Gwynne Fulton Your film contests dominant visual narratives of the Colombian conflict. Historically, access to the conflict was limited to embedded reporting, resulting in a view framed by the state, from the perspective of the military. Attentive to discourses in contemporary art concerning resistance and memorialization, your work offers another narrative that reflects on our responsibility to the dead and to a past that is never past but is written into the fabric of the world through song and ritual gesture.
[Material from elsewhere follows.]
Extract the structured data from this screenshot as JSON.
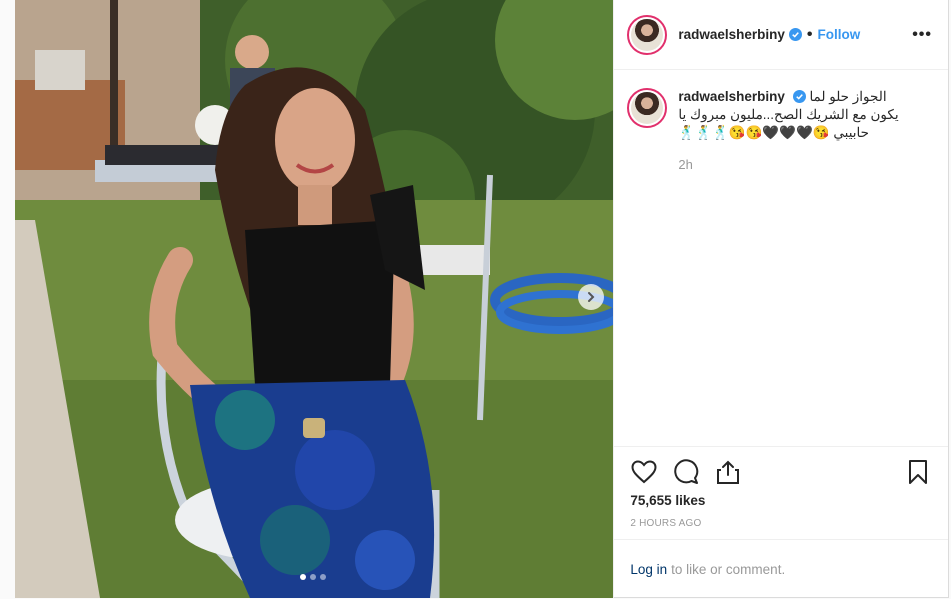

Violence has left its spectral traces in the land and, in particular, the waters of the Atrato River, which witnessed one of the worst massacres of the conflict.
This article also appears in the issue 96 - ConflictDiscover